Mostafa Bassim | Anadolu Agency | Getty Images
The U.S. doesn’t need to make a “false choice” between artificial intelligence innovation and safety, Vice President Kamala Harris said ahead of a meeting Wednesday at the White House with civil society leaders in the space.
“It is a false choice to suggest that we either can advance innovation, or we protect consumers,” Harris said. “We can do both.”
Harris said rejecting that “false choice” would be a “guiding principle” for the administration.
“We should not dampen or in any way slow down innovation that can improve the condition of people’s lives,” Harris said. “And we must also ensure that in that process, we are not trampling on people’s rights.”
The meeting Wednesday includes groups that advocate on behalf of specific populations or on digital rights issues. The White House confirmed the following list of participants:
- Alexandra Reeve Givens, CEO, Center for Democracy and Technology
- Harlan Yu, Executive Director, Upturn
- Janet Murguia, President and CEO, UnidosUS

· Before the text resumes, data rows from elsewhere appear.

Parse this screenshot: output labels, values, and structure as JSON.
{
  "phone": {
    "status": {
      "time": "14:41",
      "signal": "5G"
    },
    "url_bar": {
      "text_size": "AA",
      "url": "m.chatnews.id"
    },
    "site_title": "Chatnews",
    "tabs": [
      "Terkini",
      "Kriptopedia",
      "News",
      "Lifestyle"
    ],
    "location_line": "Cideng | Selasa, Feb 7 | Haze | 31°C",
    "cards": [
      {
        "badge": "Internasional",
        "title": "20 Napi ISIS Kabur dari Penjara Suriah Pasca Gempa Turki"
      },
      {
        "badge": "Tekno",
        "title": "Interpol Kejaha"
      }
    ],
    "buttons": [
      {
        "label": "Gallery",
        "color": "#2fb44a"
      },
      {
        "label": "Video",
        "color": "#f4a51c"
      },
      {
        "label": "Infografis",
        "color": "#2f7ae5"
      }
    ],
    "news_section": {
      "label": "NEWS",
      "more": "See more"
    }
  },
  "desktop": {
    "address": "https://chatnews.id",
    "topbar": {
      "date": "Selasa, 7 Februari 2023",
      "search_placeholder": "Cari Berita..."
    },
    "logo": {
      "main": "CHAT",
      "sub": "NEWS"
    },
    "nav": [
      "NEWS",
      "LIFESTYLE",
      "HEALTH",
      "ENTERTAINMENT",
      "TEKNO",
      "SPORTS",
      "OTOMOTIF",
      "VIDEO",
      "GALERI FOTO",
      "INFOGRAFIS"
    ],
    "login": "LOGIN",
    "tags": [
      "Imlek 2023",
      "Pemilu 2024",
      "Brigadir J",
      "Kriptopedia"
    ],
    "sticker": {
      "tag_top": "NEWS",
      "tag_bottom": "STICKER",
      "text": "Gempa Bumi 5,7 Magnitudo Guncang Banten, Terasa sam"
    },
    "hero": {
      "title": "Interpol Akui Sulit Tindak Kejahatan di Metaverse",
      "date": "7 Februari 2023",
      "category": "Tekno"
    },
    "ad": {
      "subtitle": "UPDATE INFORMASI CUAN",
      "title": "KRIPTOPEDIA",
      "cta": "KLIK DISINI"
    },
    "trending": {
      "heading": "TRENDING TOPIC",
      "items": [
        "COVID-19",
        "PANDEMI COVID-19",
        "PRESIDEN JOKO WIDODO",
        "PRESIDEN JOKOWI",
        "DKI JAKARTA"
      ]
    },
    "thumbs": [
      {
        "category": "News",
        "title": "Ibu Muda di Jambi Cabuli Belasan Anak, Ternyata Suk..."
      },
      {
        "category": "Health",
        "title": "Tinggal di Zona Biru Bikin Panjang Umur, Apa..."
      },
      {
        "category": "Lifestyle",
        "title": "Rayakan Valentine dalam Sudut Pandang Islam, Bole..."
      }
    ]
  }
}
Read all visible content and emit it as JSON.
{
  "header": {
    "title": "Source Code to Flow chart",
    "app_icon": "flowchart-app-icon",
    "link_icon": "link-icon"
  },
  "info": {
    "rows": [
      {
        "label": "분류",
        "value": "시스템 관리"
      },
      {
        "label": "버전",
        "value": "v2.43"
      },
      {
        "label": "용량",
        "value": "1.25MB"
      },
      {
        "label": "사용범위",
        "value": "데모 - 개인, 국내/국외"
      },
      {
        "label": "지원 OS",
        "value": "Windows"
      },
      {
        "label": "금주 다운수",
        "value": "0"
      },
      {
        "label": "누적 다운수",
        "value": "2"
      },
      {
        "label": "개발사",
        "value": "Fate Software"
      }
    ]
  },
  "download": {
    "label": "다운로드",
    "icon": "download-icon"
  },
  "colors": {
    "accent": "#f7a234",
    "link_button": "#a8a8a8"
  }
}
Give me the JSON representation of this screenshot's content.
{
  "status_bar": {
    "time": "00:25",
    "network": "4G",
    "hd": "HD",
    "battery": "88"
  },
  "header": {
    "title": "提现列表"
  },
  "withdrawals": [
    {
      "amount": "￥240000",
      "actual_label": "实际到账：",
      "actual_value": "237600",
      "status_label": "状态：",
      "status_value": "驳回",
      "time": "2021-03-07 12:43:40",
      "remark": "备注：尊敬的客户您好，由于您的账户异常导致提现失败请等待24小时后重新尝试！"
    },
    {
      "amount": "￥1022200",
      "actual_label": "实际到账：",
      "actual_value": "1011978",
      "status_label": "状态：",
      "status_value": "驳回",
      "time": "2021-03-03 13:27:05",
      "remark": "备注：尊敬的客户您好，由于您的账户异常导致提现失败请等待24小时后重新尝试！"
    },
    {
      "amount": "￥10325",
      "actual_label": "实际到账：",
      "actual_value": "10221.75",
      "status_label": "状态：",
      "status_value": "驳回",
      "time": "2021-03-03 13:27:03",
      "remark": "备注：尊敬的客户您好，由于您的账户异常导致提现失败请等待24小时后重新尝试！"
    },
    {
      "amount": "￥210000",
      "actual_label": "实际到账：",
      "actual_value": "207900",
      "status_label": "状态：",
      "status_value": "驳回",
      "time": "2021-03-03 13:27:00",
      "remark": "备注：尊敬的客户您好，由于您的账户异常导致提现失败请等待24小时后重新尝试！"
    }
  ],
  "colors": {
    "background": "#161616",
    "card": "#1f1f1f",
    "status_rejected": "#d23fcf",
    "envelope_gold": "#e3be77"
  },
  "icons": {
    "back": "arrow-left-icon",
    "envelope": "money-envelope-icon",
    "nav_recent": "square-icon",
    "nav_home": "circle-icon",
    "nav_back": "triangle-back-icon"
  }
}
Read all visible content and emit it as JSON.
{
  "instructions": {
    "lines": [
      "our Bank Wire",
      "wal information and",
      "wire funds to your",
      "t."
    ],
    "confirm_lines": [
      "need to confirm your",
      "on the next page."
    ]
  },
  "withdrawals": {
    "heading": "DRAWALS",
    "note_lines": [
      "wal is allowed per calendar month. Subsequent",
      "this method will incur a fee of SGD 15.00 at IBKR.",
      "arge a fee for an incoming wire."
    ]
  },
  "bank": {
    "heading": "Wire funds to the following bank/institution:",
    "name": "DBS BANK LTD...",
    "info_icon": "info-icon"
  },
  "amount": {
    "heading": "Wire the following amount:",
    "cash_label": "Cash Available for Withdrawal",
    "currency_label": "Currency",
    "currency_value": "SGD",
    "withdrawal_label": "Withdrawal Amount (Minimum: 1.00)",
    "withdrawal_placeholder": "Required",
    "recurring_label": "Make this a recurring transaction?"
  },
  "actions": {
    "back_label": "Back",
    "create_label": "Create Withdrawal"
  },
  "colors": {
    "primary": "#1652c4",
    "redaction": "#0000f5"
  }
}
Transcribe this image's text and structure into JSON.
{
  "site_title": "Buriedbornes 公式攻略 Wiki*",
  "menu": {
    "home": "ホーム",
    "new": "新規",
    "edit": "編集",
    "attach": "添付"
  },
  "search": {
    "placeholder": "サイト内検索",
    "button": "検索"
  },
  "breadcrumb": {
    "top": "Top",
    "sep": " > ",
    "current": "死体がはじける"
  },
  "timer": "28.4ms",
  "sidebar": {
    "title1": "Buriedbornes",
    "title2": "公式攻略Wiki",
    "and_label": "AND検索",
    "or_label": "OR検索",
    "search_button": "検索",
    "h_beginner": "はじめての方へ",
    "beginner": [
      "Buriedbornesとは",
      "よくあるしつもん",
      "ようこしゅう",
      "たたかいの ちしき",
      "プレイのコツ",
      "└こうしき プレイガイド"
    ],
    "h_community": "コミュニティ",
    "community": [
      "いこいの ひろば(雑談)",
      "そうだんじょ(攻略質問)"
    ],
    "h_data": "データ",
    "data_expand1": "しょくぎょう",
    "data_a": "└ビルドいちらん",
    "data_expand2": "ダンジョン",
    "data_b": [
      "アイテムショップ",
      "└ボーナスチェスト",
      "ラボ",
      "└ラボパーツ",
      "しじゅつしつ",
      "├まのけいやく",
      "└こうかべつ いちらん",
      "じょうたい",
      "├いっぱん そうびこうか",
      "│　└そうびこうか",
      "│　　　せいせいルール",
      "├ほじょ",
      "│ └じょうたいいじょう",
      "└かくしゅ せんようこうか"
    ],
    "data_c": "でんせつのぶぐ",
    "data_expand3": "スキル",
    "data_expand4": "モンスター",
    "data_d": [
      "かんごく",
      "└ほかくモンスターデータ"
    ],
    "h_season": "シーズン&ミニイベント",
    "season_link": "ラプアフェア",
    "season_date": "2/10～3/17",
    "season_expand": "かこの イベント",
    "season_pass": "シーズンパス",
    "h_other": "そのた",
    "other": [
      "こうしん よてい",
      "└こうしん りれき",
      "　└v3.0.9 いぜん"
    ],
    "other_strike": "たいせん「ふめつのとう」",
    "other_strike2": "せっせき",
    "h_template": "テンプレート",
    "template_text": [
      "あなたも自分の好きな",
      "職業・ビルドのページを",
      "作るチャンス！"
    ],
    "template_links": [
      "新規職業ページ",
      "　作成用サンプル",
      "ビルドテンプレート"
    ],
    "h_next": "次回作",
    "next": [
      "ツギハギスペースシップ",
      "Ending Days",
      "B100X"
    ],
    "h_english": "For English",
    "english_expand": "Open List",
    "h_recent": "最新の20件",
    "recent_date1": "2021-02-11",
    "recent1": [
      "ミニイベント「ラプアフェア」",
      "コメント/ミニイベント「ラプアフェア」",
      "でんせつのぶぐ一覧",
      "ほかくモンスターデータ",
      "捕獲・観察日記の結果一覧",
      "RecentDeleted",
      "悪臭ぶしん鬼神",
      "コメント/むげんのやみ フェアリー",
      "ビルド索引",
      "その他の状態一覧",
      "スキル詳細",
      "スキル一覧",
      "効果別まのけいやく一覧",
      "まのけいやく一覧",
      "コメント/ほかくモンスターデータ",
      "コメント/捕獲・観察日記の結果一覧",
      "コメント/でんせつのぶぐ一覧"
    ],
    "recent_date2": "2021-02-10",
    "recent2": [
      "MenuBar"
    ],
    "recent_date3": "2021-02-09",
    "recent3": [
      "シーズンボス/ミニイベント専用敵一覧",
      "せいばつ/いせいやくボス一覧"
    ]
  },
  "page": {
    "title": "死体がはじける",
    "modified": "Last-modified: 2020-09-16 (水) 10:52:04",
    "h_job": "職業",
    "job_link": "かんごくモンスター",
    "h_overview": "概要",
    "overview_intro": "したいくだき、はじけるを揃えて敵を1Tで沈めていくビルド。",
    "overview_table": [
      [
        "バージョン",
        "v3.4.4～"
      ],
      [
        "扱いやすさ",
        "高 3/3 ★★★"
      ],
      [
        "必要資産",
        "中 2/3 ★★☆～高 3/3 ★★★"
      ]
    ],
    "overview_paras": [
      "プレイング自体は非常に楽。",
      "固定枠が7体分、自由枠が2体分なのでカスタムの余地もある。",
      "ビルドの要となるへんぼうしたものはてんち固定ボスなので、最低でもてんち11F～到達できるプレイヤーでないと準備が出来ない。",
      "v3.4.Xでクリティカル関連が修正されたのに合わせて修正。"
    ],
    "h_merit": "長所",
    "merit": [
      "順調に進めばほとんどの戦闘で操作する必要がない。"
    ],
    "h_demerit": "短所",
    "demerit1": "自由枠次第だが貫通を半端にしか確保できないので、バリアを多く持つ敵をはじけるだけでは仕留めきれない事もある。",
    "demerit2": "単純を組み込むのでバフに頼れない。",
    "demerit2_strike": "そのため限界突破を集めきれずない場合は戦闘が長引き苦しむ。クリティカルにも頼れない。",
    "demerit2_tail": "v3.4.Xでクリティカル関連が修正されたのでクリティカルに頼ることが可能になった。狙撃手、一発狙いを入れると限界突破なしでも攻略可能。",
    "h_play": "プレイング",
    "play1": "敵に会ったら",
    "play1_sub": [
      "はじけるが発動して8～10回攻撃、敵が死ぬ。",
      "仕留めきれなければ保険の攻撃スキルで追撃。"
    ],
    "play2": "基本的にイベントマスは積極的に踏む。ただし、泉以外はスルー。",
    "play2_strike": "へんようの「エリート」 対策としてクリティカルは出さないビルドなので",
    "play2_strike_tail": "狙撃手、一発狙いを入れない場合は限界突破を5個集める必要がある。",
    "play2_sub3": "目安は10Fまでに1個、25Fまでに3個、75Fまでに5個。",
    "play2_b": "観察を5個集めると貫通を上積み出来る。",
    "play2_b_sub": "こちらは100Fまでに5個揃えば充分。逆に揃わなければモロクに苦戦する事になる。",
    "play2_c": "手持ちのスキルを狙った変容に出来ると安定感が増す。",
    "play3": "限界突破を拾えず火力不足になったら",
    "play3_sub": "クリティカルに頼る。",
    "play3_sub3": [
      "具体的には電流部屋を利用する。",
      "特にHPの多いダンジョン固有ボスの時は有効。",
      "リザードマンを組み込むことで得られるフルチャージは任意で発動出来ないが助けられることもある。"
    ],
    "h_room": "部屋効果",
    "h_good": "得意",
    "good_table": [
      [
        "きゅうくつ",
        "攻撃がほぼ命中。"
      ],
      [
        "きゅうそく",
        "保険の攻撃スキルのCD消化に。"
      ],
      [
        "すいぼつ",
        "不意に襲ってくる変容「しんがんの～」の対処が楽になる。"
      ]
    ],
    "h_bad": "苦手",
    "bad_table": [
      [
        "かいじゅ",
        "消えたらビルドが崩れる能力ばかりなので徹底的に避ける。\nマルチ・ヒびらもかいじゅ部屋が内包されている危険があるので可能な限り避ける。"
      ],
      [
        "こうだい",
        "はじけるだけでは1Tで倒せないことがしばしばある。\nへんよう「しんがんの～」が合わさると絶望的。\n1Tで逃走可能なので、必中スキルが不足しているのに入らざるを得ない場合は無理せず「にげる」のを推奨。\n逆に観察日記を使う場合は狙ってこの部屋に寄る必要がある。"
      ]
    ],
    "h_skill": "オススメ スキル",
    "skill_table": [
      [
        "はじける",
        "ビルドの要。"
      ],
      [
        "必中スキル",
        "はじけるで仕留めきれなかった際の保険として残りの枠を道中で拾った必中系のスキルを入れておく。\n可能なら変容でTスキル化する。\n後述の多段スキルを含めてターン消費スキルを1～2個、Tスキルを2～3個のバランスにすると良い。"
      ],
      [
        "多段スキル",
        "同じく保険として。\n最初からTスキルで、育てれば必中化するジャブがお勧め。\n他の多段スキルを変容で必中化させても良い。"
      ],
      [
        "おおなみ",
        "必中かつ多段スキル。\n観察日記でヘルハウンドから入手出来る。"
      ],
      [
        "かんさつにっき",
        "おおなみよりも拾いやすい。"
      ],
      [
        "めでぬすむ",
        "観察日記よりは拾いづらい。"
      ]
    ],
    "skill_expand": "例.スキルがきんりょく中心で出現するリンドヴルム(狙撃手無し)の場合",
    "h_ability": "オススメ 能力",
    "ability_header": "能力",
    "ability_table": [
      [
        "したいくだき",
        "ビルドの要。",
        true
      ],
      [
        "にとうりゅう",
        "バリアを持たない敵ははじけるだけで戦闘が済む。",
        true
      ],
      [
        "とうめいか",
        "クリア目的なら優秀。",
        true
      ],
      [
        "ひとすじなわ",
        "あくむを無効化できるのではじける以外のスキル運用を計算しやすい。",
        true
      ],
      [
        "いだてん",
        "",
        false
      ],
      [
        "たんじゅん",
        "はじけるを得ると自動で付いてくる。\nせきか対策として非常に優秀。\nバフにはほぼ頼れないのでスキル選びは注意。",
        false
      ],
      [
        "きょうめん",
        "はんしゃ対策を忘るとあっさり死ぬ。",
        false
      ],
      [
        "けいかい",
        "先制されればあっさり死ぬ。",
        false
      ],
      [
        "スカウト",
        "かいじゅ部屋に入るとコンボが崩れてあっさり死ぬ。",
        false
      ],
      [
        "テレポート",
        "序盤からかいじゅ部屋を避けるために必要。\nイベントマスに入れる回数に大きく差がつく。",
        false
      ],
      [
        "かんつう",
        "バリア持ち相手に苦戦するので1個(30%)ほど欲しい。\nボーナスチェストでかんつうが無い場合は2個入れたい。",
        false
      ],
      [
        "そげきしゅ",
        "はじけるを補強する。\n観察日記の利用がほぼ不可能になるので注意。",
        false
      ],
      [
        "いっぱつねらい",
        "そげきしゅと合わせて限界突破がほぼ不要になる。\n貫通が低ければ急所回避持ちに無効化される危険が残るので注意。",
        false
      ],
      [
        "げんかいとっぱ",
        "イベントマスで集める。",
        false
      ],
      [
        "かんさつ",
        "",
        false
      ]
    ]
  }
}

- Jo Ann Jenkins, CEO, AARP
- Lisa Rice, President and CEO, National Fair Housing Alliance
- Liz Shuler, President, AFL-CIO
- Mary Anne Franks, President, Cyber Civil Rights Initiative
- Maya Wiley, President and CEO, Leadership Conference on Civil and Human Rights
- Sneha Revanur, Founder and President, Encode Justice
- Susan Henderson, Executive Director, Disability Rights Education and Defense Fund
It follows a similar discussion Harris hosted with CEOs of major tech companies working on AI, including Microsoft, Google and OpenAI. AI experts have encouraged the government to listen to a diverse range of voices on the technology so as not to be overly swayed by industry priorities.
It comes as Congress is weighing its role in creating safeguards around AI. Senate Majority Leader Chuck Schumer is working on a legislative framework to address AI-related issues, though a timeline for its release is not yet clear.
Harris said the group would discuss transparency in AI, so the public can understand what is going into these systems and how they make decisions. She said her concerns about the technology included its effect on privacy, workers, misinformation and discrimination.